▶ [Data to examine]:
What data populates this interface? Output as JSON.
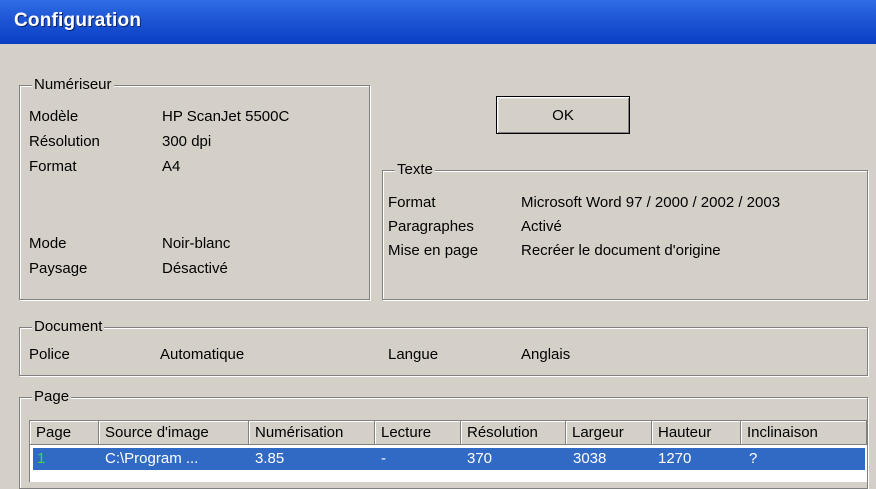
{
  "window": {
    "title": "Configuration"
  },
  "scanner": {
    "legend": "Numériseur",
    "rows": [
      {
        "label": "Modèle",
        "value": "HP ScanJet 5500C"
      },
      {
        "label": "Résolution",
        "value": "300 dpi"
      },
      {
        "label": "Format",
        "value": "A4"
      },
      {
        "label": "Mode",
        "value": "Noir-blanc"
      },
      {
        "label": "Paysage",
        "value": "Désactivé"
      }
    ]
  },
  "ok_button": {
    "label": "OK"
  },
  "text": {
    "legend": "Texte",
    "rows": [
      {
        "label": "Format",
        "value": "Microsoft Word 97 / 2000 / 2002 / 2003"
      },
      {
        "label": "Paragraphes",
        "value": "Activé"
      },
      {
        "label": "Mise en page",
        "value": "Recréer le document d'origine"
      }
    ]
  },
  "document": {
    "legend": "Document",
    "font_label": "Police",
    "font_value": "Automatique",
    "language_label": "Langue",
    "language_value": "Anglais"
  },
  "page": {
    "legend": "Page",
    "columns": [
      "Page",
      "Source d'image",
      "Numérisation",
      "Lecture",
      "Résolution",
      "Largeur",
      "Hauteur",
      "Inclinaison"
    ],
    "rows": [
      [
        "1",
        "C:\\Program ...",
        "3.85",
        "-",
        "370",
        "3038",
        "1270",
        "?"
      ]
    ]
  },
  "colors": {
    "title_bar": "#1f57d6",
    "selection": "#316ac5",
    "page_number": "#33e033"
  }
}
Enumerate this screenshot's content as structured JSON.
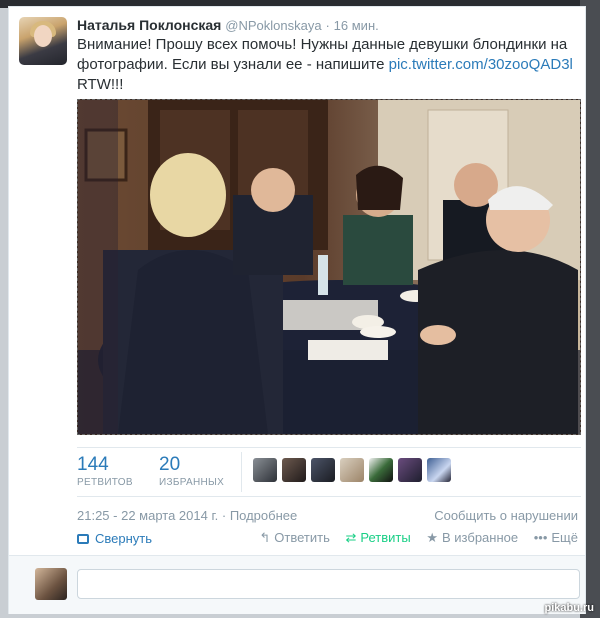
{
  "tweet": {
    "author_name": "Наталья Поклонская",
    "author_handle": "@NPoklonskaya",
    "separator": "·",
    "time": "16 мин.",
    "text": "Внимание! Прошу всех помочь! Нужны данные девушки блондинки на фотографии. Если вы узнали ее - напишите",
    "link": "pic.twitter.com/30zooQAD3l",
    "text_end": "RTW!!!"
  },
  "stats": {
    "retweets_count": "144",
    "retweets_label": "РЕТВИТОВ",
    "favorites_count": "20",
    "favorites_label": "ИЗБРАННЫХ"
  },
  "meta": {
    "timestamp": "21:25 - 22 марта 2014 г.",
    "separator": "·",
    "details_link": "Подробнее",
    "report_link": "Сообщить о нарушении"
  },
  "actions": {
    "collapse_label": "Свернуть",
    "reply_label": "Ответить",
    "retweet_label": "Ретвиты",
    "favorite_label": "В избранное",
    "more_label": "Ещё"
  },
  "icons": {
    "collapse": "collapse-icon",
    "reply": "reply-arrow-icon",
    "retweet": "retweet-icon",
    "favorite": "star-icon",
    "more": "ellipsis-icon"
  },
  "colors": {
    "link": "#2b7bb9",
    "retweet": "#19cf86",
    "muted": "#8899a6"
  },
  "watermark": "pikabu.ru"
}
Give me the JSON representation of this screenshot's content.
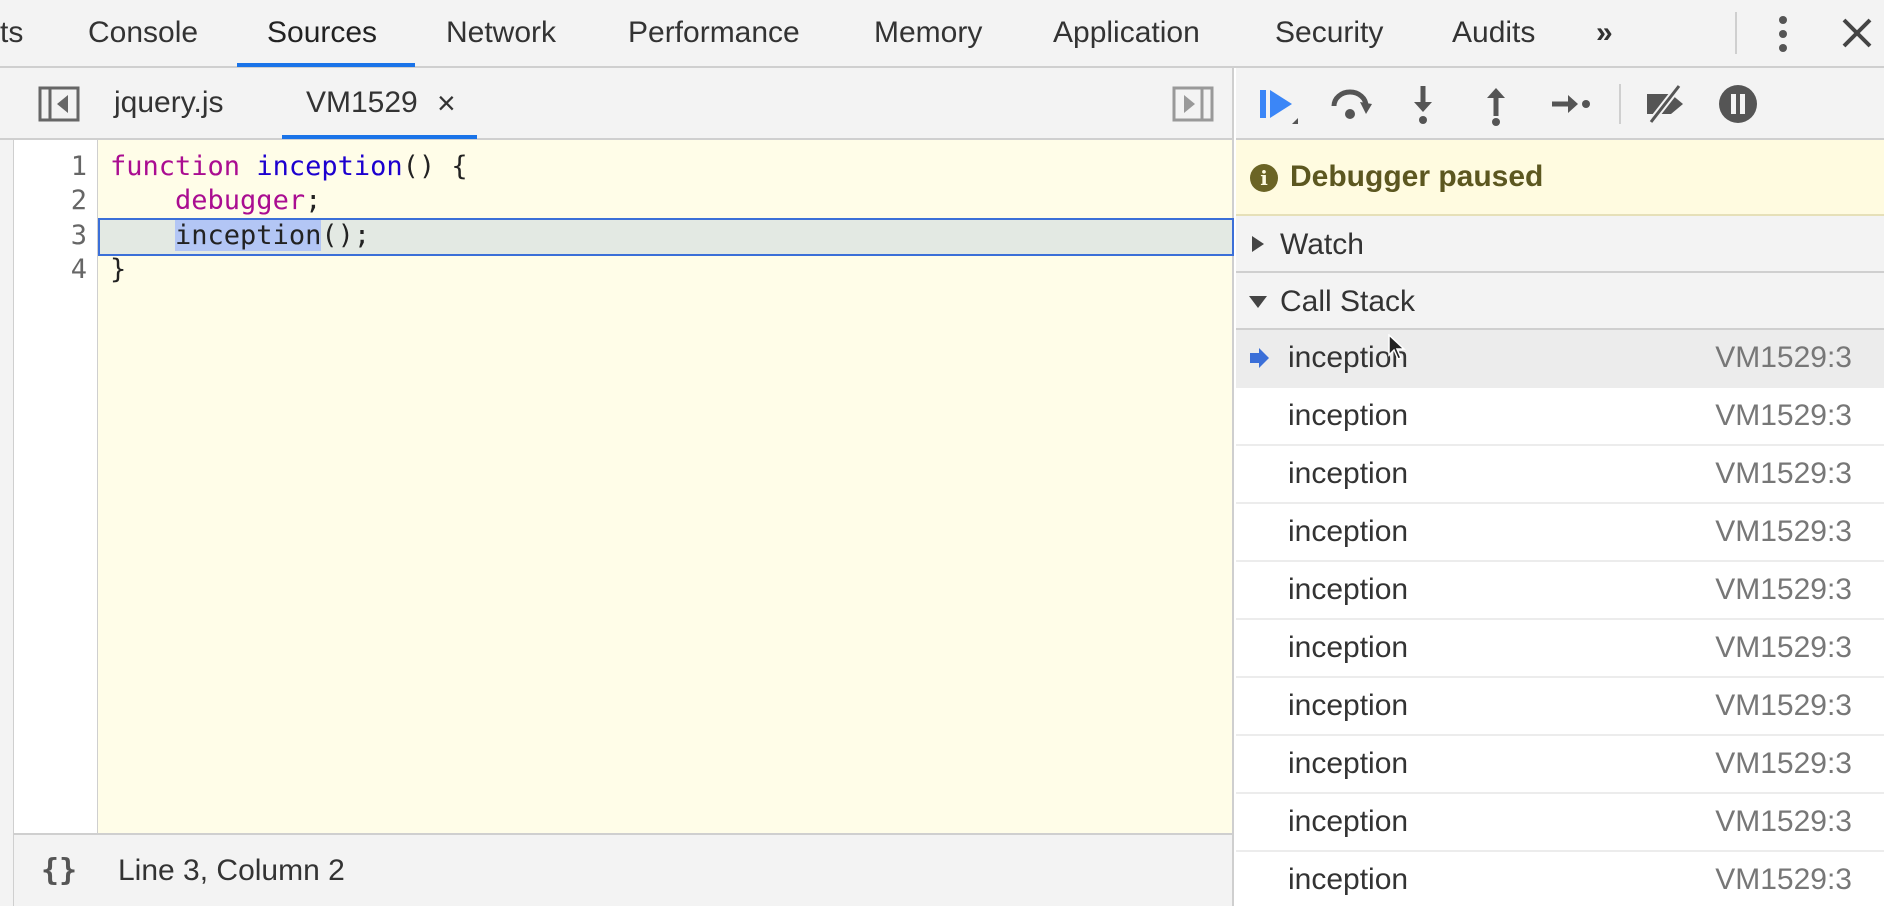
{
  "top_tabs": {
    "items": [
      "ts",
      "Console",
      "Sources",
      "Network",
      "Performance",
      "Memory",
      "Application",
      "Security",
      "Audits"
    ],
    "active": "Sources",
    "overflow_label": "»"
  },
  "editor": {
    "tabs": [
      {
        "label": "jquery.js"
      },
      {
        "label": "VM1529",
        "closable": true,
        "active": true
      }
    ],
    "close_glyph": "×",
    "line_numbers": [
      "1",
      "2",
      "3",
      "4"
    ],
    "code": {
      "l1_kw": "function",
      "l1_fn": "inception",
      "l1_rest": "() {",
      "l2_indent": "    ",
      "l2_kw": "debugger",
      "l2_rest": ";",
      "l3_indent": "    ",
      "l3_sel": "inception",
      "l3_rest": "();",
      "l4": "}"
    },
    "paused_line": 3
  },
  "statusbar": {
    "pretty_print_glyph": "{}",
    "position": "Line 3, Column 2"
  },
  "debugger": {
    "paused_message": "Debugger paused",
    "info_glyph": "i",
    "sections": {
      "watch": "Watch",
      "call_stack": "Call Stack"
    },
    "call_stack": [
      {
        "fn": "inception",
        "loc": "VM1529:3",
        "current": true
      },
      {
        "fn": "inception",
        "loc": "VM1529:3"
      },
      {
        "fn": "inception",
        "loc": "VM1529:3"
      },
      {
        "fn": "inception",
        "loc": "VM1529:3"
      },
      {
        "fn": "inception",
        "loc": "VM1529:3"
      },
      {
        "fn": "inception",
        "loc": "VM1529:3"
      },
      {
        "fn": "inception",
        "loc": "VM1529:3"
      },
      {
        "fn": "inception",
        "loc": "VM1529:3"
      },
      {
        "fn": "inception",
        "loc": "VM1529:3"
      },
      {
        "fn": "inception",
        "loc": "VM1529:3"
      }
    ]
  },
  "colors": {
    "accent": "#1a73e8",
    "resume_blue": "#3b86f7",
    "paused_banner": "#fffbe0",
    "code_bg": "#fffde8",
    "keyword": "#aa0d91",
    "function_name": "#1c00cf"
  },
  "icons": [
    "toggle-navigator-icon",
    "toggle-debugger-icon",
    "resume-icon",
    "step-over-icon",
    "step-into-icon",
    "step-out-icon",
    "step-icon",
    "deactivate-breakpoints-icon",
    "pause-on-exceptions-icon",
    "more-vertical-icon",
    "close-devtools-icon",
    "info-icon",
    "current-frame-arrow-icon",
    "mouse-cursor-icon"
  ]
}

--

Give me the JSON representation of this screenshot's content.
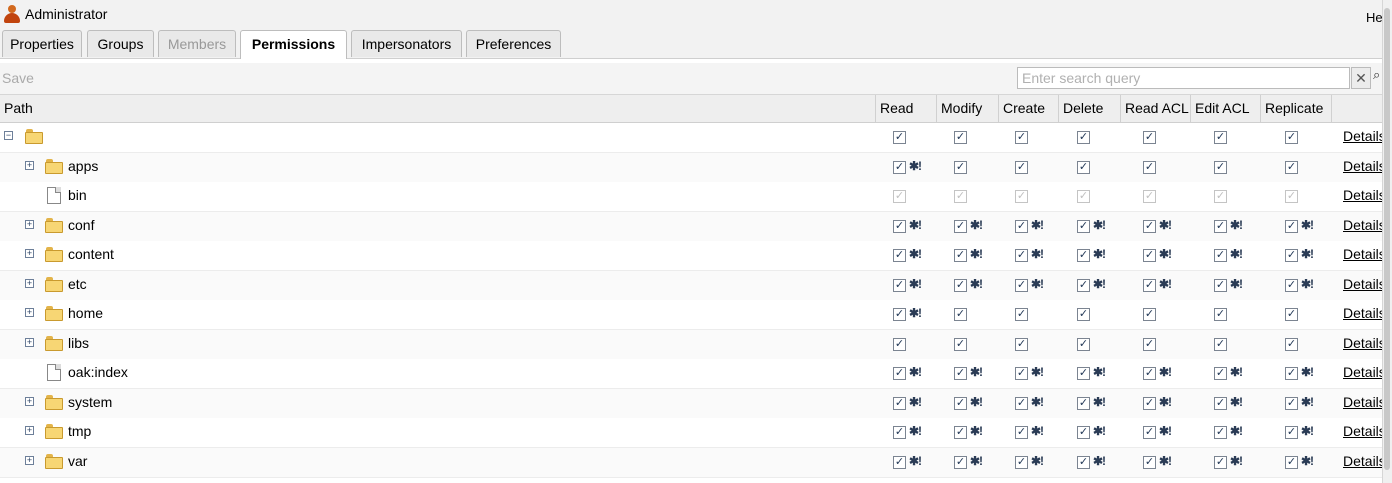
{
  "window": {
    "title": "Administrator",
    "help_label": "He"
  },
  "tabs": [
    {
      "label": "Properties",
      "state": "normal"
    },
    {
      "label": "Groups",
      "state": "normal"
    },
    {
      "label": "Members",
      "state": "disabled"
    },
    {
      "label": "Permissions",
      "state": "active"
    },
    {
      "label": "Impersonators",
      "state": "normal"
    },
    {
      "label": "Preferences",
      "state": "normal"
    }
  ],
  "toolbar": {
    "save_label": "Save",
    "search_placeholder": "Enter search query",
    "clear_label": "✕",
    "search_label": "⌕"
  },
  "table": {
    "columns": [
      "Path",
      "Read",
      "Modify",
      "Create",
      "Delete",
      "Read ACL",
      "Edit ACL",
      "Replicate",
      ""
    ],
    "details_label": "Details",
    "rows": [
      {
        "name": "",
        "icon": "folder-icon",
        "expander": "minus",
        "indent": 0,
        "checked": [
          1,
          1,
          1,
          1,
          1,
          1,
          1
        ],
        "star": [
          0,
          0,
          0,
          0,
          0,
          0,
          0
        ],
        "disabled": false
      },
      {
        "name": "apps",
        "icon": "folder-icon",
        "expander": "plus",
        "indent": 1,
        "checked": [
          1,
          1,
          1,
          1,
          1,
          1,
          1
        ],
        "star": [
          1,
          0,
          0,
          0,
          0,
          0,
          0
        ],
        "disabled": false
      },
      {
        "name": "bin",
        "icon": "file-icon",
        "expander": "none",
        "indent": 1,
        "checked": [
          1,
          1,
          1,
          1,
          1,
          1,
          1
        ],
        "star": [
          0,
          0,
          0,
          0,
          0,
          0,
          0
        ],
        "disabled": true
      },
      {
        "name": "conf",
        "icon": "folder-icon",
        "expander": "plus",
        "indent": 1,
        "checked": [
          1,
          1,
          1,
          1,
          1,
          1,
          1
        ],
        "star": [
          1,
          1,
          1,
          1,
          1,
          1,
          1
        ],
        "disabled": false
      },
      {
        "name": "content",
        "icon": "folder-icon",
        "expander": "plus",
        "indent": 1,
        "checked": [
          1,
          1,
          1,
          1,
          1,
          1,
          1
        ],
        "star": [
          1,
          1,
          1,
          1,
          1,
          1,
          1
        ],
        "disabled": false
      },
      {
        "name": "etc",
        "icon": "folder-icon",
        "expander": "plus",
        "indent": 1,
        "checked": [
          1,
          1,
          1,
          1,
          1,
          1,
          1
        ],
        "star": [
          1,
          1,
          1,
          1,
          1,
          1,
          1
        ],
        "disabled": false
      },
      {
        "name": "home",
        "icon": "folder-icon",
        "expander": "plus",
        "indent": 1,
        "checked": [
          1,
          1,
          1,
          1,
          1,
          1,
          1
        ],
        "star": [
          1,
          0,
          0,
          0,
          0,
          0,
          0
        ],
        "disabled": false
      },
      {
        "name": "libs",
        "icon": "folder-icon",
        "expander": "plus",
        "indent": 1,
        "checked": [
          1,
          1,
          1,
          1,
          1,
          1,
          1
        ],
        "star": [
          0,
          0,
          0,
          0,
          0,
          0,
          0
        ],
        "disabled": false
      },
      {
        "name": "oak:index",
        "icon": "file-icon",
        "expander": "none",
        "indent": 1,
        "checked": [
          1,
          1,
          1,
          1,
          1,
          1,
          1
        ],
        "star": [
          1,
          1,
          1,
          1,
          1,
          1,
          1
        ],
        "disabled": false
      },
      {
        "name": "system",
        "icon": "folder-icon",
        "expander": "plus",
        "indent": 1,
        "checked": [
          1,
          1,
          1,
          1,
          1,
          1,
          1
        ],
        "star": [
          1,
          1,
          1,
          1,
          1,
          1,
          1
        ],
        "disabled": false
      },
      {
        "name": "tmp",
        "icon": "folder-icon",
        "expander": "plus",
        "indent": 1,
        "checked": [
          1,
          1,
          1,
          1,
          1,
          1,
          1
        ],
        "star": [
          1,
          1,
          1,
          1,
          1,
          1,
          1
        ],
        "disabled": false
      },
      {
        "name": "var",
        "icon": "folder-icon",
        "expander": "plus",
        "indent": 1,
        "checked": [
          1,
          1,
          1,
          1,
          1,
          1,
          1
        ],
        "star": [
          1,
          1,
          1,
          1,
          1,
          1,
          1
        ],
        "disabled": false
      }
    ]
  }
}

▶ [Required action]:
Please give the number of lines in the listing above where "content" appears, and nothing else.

▶ [Response for this exercise]:
4